Perhaps most significantly, in 2015 Miller finds himself free of the “frat-rap” tag that once tortured him early in his career, framing him as a contemporary of the likes of Asher Roth, Sammy Adams, and Chris Webby, rather than the ten other emcees that Kendrick Lamar named in addition to Mac in his scathing 2013 verse on Big Sean’s “Control”. In the four years since Blue Slide Park, his critically-lampooned yet wildly successful debut album, the rapper who was once “Easy Mac with the cheesy raps” – as spit by battle rap extraordinaire Loaded Lux on Miller’s last album – has seemingly been on a never-ending campaign to shake his stigma and prove his worth to hip hop, with three projects that increasingly emphasized lyrical dexterity and artistic ambition, gaining more positive responses every step of the way. With GO:OD AM, Miller finally appears positioned for the true takeover that he has often alluded to.
GO:OD AM finds Mac Miller at his most confident and unapologetic, an aesthetic often absent from his previous work despite his undeniable talent. Lyrically, he continues to be wildly creative, dropping wordplay like “what’s a God without a little OD? /Just a G” on first single and album standout “100 Grandkids”. This time around, though, he raps like he has less to prove. On Miller’s last album Watching Movies with the Sound Off, his bars exuded an almost manic obsession with proving his technical ability, whereas on GO:OD AM he just appears to be having fun, though dense lyrical content certainly takes center stage at many points, such as in the first verse of album closer “The Festival”.
Longtime Mac Miller collaborators ID Labs handle the bulk of the production on GO:OD AM, alongside heavyweights like Flying Lotus, Sounwave, and even Sha Money XL on the first half of “100 Grandkids”. Sonically, the album maintains cohesion despite its diversity, from the trap-influenced, 808-ridden “When In Rome” to the piano and saxophone that close out “Brand Name”.
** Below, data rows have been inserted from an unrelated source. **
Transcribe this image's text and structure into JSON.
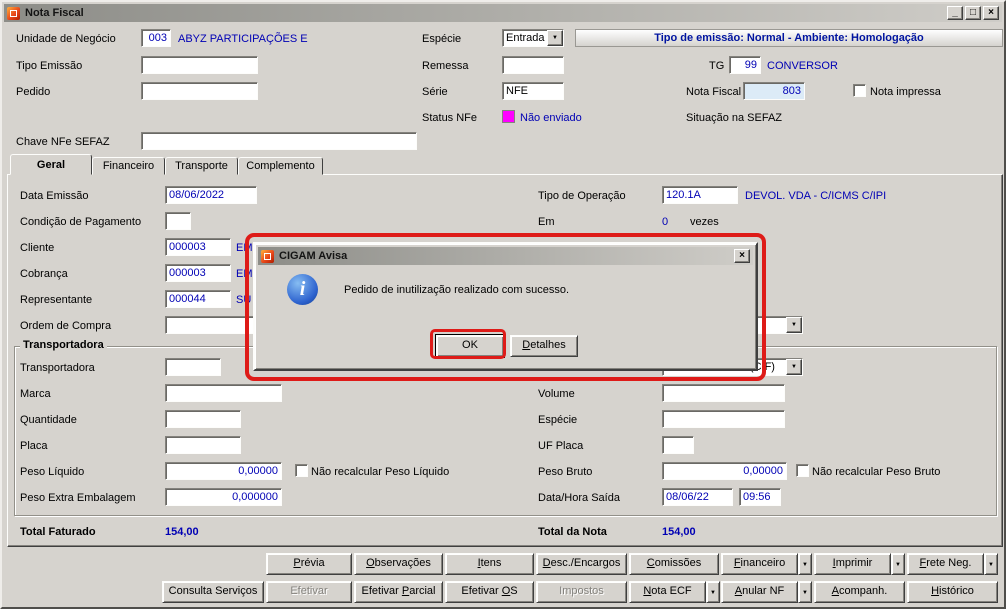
{
  "icons": {
    "dropdown": "▼",
    "info": "i",
    "minimize": "_",
    "maximize": "□",
    "close": "×"
  },
  "colors": {
    "window_bg": "#d6d3ce",
    "value_blue": "#0000b4",
    "banner_blue": "#0014a0",
    "status_magenta": "#ff00ff",
    "annotation_red": "#de1b18",
    "nota_fiscal_field_bg": "#dcebf7"
  },
  "window": {
    "title": "Nota Fiscal"
  },
  "banner": {
    "text": "Tipo de emissão: Normal - Ambiente: Homologação"
  },
  "header": {
    "unidade_label": "Unidade de Negócio",
    "unidade_value": "003",
    "unidade_desc": "ABYZ PARTICIPAÇÕES E",
    "especie_label": "Espécie",
    "especie_value": "Entrada",
    "tipo_emissao_label": "Tipo Emissão",
    "tipo_emissao_value": "",
    "remessa_label": "Remessa",
    "remessa_value": "",
    "tg_label": "TG",
    "tg_value": "99",
    "tg_desc": "CONVERSOR",
    "pedido_label": "Pedido",
    "pedido_value": "",
    "serie_label": "Série",
    "serie_value": "NFE",
    "nota_fiscal_label": "Nota Fiscal",
    "nota_fiscal_value": "803",
    "nota_impressa_label": "Nota impressa",
    "nota_impressa_checked": false,
    "status_nfe_label": "Status NFe",
    "status_nfe_value": "Não enviado",
    "situacao_sefaz_label": "Situação na SEFAZ",
    "chave_label": "Chave NFe SEFAZ",
    "chave_value": ""
  },
  "tabs": [
    {
      "label": "Geral",
      "active": true
    },
    {
      "label": "Financeiro",
      "active": false
    },
    {
      "label": "Transporte",
      "active": false
    },
    {
      "label": "Complemento",
      "active": false
    }
  ],
  "geral": {
    "data_emissao_label": "Data Emissão",
    "data_emissao_value": "08/06/2022",
    "tipo_operacao_label": "Tipo de Operação",
    "tipo_operacao_value": "120.1A",
    "tipo_operacao_desc": "DEVOL. VDA - C/ICMS C/IPI",
    "condicao_label": "Condição de Pagamento",
    "condicao_value": "",
    "em_label": "Em",
    "em_value": "0",
    "em_suffix": "vezes",
    "cliente_label": "Cliente",
    "cliente_value": "000003",
    "cliente_desc": "EM",
    "cobranca_label": "Cobrança",
    "cobranca_value": "000003",
    "cobranca_desc": "EM",
    "representante_label": "Representante",
    "representante_value": "000044",
    "representante_desc": "SU",
    "ordem_label": "Ordem de Compra",
    "ordem_value": "",
    "right_combo_value": ""
  },
  "transp": {
    "group_label": "Transportadora",
    "transportadora_label": "Transportadora",
    "transportadora_value": "",
    "frete_value": "CONTRATANTE (CIF)",
    "marca_label": "Marca",
    "marca_value": "",
    "volume_label": "Volume",
    "volume_value": "",
    "quantidade_label": "Quantidade",
    "quantidade_value": "",
    "especie_label": "Espécie",
    "especie_value": "",
    "placa_label": "Placa",
    "placa_value": "",
    "uf_label": "UF Placa",
    "uf_value": "",
    "peso_liquido_label": "Peso Líquido",
    "peso_liquido_value": "0,00000",
    "peso_liquido_chk": "Não recalcular Peso Líquido",
    "peso_bruto_label": "Peso Bruto",
    "peso_bruto_value": "0,00000",
    "peso_bruto_chk": "Não recalcular Peso Bruto",
    "peso_extra_label": "Peso Extra Embalagem",
    "peso_extra_value": "0,000000",
    "saida_label": "Data/Hora Saída",
    "saida_date": "08/06/22",
    "saida_time": "09:56"
  },
  "totals": {
    "faturado_label": "Total Faturado",
    "faturado_value": "154,00",
    "nota_label": "Total da Nota",
    "nota_value": "154,00"
  },
  "dialog": {
    "title": "CIGAM Avisa",
    "message": "Pedido de inutilização realizado com sucesso.",
    "ok": {
      "pre": "OK",
      "u": "",
      "post": ""
    },
    "detalhes": {
      "pre": "",
      "u": "D",
      "post": "etalhes"
    }
  },
  "row1": [
    {
      "pre": "",
      "u": "P",
      "post": "révia"
    },
    {
      "pre": "",
      "u": "O",
      "post": "bservações"
    },
    {
      "pre": "",
      "u": "I",
      "post": "tens"
    },
    {
      "pre": "",
      "u": "D",
      "post": "esc./Encargos"
    },
    {
      "pre": "",
      "u": "C",
      "post": "omissões"
    },
    {
      "pre": "",
      "u": "F",
      "post": "inanceiro",
      "has_dropdown": true
    },
    {
      "pre": "",
      "u": "I",
      "post": "mprimir",
      "has_dropdown": true
    },
    {
      "pre": "",
      "u": "F",
      "post": "rete Neg.",
      "has_dropdown": true
    }
  ],
  "row2": [
    {
      "pre": "Consulta Serviços",
      "u": "",
      "post": ""
    },
    {
      "pre": "Efetivar",
      "u": "",
      "post": "",
      "disabled": true
    },
    {
      "pre": "Efetivar ",
      "u": "P",
      "post": "arcial"
    },
    {
      "pre": "Efetivar ",
      "u": "O",
      "post": "S"
    },
    {
      "pre": "Impostos",
      "u": "",
      "post": "",
      "disabled": true
    },
    {
      "pre": "",
      "u": "N",
      "post": "ota ECF",
      "has_dropdown": true
    },
    {
      "pre": "",
      "u": "A",
      "post": "nular NF",
      "has_dropdown": true
    },
    {
      "pre": "",
      "u": "A",
      "post": "companh."
    },
    {
      "pre": "",
      "u": "H",
      "post": "istórico"
    }
  ]
}
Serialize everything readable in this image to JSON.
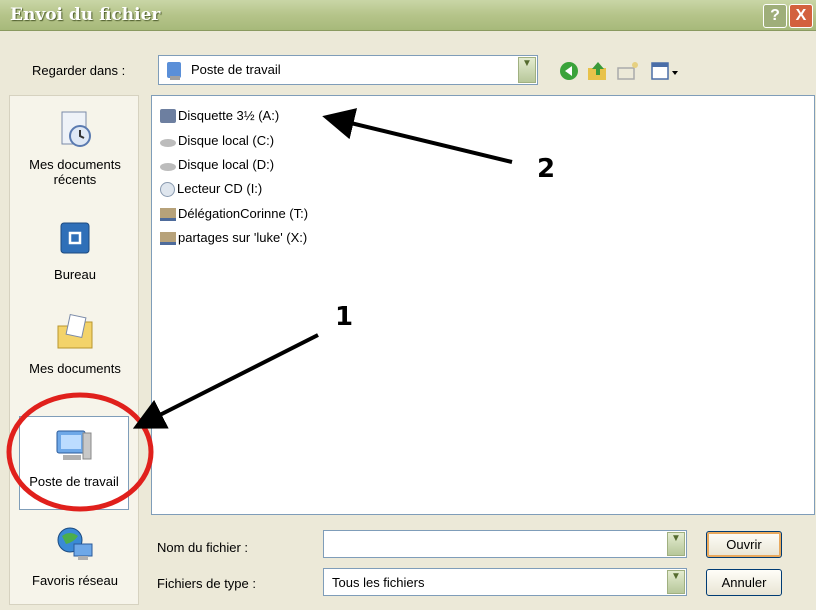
{
  "window": {
    "title": "Envoi du fichier",
    "help_glyph": "?",
    "close_glyph": "X"
  },
  "lookin": {
    "label": "Regarder dans :",
    "value": "Poste de travail"
  },
  "places": [
    {
      "label1": "Mes documents",
      "label2": "récents"
    },
    {
      "label1": "Bureau",
      "label2": ""
    },
    {
      "label1": "Mes documents",
      "label2": ""
    },
    {
      "label1": "Poste de travail",
      "label2": ""
    },
    {
      "label1": "Favoris réseau",
      "label2": ""
    }
  ],
  "files": [
    "Disquette 3½ (A:)",
    "Disque local (C:)",
    "Disque local (D:)",
    "Lecteur CD (I:)",
    "DélégationCorinne (T:)",
    "partages sur 'luke' (X:)"
  ],
  "filename": {
    "label": "Nom du fichier :",
    "value": ""
  },
  "filetype": {
    "label": "Fichiers de type :",
    "value": "Tous les fichiers"
  },
  "buttons": {
    "open": "Ouvrir",
    "cancel": "Annuler"
  },
  "annotations": {
    "one": "1",
    "two": "2"
  },
  "colors": {
    "highlight_circle": "#e0201c",
    "arrow": "#000000"
  }
}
Though he has always had a flirtatious relationship with melody, Mac Miller’s most noticeable growth on GO:OD AM manifests itself in the songs’ melodic content. On tracks like “Break the Law” and the Miguel-assisted “Weekend” – not to mention the tender career highlight “ROS” – he effortlessly injects small doses of melody into what is still an undeniable hip-hop album. Brilliant future single “Jump”, which reunites Miller with “Donald Trump” hit-maker Sap, contains a hugely effective call-and-response section in the pre-chorus, a back-and-forth between swaggering bars and their melodic counterparts.
GO:OD AM does get occasionally bogged down by an oversaturation of misogyny and sexual innuendos. At times, allusions to sexual exploits become a crutch for Miller, in which he seemingly cannot finish a verse without wordplay about prostitutes, tongues, and vaginas – punchlines that fluctuate between entertaining and distracting. It is especially frustrating considering one the album’s shining moments: the aforementioned “ROS”, a touching, lovesick song that finds Miller as thoughtful and vulnerable as he has ever sounded on record. The introspective “God Speed” is another instance in which the rapper thrives in the absence of goofiness and braggadocio.
Likability has never been an issue for Mac Miller. In fact, it’s been his musical anchor at times, especially while weathering the “frat-rap” storm. On GO:OD AM, Miller loses none of the charisma or likability of his previous work, yet gains an abundance of vision and focus. Considering his second album, Watching Movies with The Sound Off, and last year’s Faces mixtape, GO:OD AM is by no means Mac Miller’s first great project. It is, however, his first work worthy of the tag “essential hip hop listening”.